Smoke visible from Prospect Avenue swirled from the Frist Campus Center as a fire blazed through the roof last night. At least 100 stunned onlookers gazed at the construction site of the building scheduled to open next fall, as the fire burned for more than 30 minutes despite the efforts of Princeton firefighters.
No one was harmed, according to Deputy Fire Chief Neil Hunter.
After an initial inspection, officials from the construction company heading up the Frist renovations were unable to determine the cause of the fire and the extent of the damage to the building, but firemen speculated that the force of the water hitting the structure may have had adverse effects on the structure.
"Basically the damage was contained to the roof and whatever water damage done to the sheetrock," Deputy Fire Chief Ken Rendall said, referring to material used in the construction of the walls.
Firefighters were dispatched at 8:41 p.m. after the fire was reported by student center manager Tim Szostek '02, who spotted flames while walking to his dorm. Within minutes the firemen arrived at the site in three trucks, and allowed Szostek to lead them through the building.
"I was worried, so I grabbed the first firefighter I saw and insisted I be let in," Szostek said, explaining that he had been given a tour of the building by the construction company three weeks earlier. He used this knowledge to direct firefighters — who were unfamiliar with the building's layout — to stairwells and exits.
"It was a maze in there," said Deputy Fire Chief Hunter, who was the first firefighter on the scene. "The building was under construction and it's all steel."
In addition, the fire department's efforts were hindered by fences and material surrounding the construction site, which obstructed access and prevented trucks from approaching the building. These difficulties were exacerbated by problems with the water system.
"When we got here, there was no place to park. It was a mess," said a firefighter at the scene, who asked to remain anonymous. "We're just lucky that we had good drivers to get in there."
Observers said the firefighters' first attempt to quench the flames may have been hampered by poor water pressure.
Hunter, however, denied that anything went wrong.
"There were no problems," Hunter said. "We just had to boost the water up a little bit because [the building] is so high and so far out."
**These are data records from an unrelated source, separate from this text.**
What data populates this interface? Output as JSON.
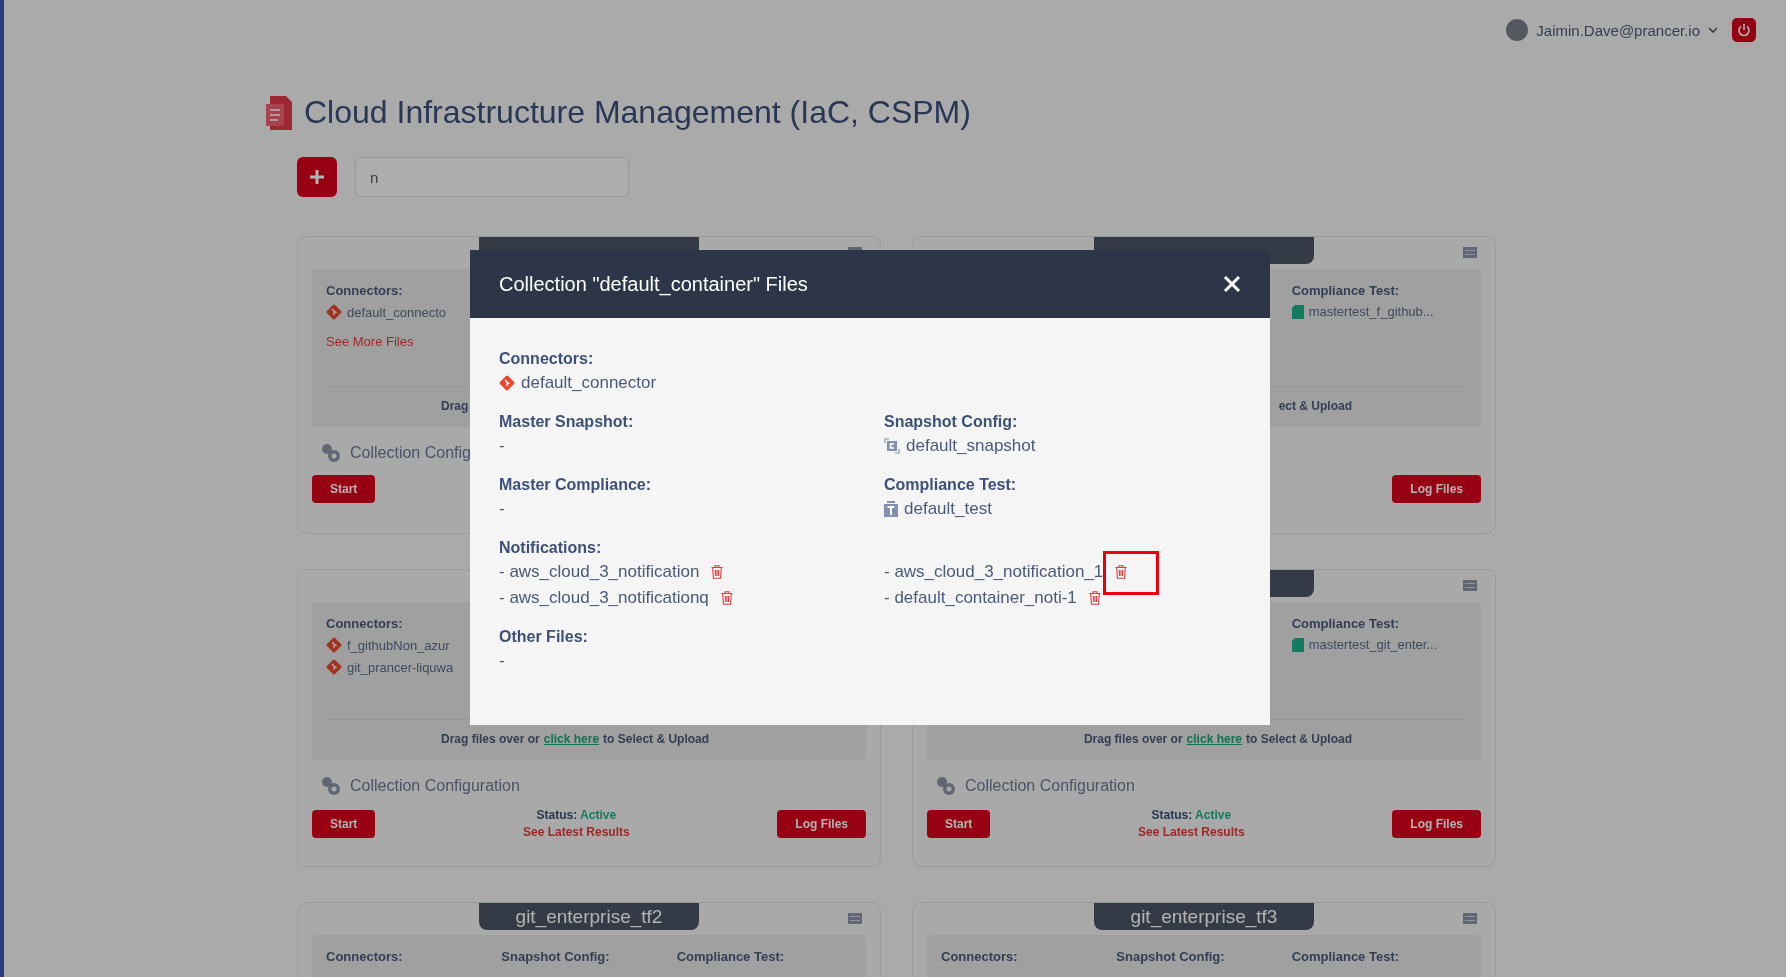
{
  "user": {
    "email": "Jaimin.Dave@prancer.io"
  },
  "page": {
    "title": "Cloud Infrastructure Management (IaC, CSPM)",
    "search": {
      "value": "n"
    }
  },
  "cards": [
    {
      "connectors_label": "Connectors:",
      "connectors": [
        "default_connecto"
      ],
      "more_files": "See More Files",
      "drop": {
        "before": "Drag"
      },
      "config": "Collection Config",
      "start": "Start"
    },
    {
      "compliance_label": "Compliance Test:",
      "compliance": [
        "mastertest_f_github..."
      ],
      "drop": {
        "after": "ect & Upload"
      },
      "log": "Log Files"
    },
    {
      "connectors_label": "Connectors:",
      "connectors": [
        "f_githubNon_azur",
        "git_prancer-liquwa"
      ],
      "drop": {
        "before": "Drag files over or",
        "link": "click here",
        "after": "to Select & Upload"
      },
      "config": "Collection Configuration",
      "start": "Start",
      "status_label": "Status:",
      "status": "Active",
      "results": "See Latest Results",
      "log": "Log Files"
    },
    {
      "compliance_label": "Compliance Test:",
      "compliance": [
        "mastertest_git_enter..."
      ],
      "drop": {
        "before": "Drag files over or",
        "link": "click here",
        "after": "to Select & Upload"
      },
      "config": "Collection Configuration",
      "start": "Start",
      "status_label": "Status:",
      "status": "Active",
      "results": "See Latest Results",
      "log": "Log Files"
    },
    {
      "title": "git_enterprise_tf2",
      "connectors_label": "Connectors:",
      "snapshot_label": "Snapshot Config:",
      "compliance_label": "Compliance Test:"
    },
    {
      "title": "git_enterprise_tf3",
      "connectors_label": "Connectors:",
      "snapshot_label": "Snapshot Config:",
      "compliance_label": "Compliance Test:"
    }
  ],
  "modal": {
    "title": "Collection \"default_container\" Files",
    "rows": [
      {
        "cells": [
          {
            "label": "Connectors:",
            "items": [
              {
                "text": "default_connector",
                "kind": "git",
                "deletable": false,
                "highlighted": false
              }
            ]
          }
        ]
      },
      {
        "cells": [
          {
            "label": "Master Snapshot:",
            "items": [
              {
                "text": "-",
                "kind": "plain",
                "deletable": false,
                "highlighted": false
              }
            ]
          },
          {
            "label": "Snapshot Config:",
            "items": [
              {
                "text": "default_snapshot",
                "kind": "snapshot",
                "deletable": false,
                "highlighted": false
              }
            ]
          }
        ]
      },
      {
        "cells": [
          {
            "label": "Master Compliance:",
            "items": [
              {
                "text": "-",
                "kind": "plain",
                "deletable": false,
                "highlighted": false
              }
            ]
          },
          {
            "label": "Compliance Test:",
            "items": [
              {
                "text": "default_test",
                "kind": "test",
                "deletable": false,
                "highlighted": false
              }
            ]
          }
        ]
      },
      {
        "cells": [
          {
            "label": "Notifications:",
            "items": [
              {
                "text": "- aws_cloud_3_notification",
                "kind": "plain",
                "deletable": true,
                "highlighted": false
              },
              {
                "text": "- aws_cloud_3_notification_1",
                "kind": "plain",
                "deletable": true,
                "highlighted": true
              },
              {
                "text": "- aws_cloud_3_notificationq",
                "kind": "plain",
                "deletable": true,
                "highlighted": false
              },
              {
                "text": "- default_container_noti-1",
                "kind": "plain",
                "deletable": true,
                "highlighted": false
              }
            ]
          }
        ]
      },
      {
        "cells": [
          {
            "label": "Other Files:",
            "items": [
              {
                "text": "-",
                "kind": "plain",
                "deletable": false,
                "highlighted": false
              }
            ]
          }
        ]
      }
    ]
  }
}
Once firefighters put out the flames, they began removing burnt roofing material and throwing it to the ground below to prevent the fire from restarting.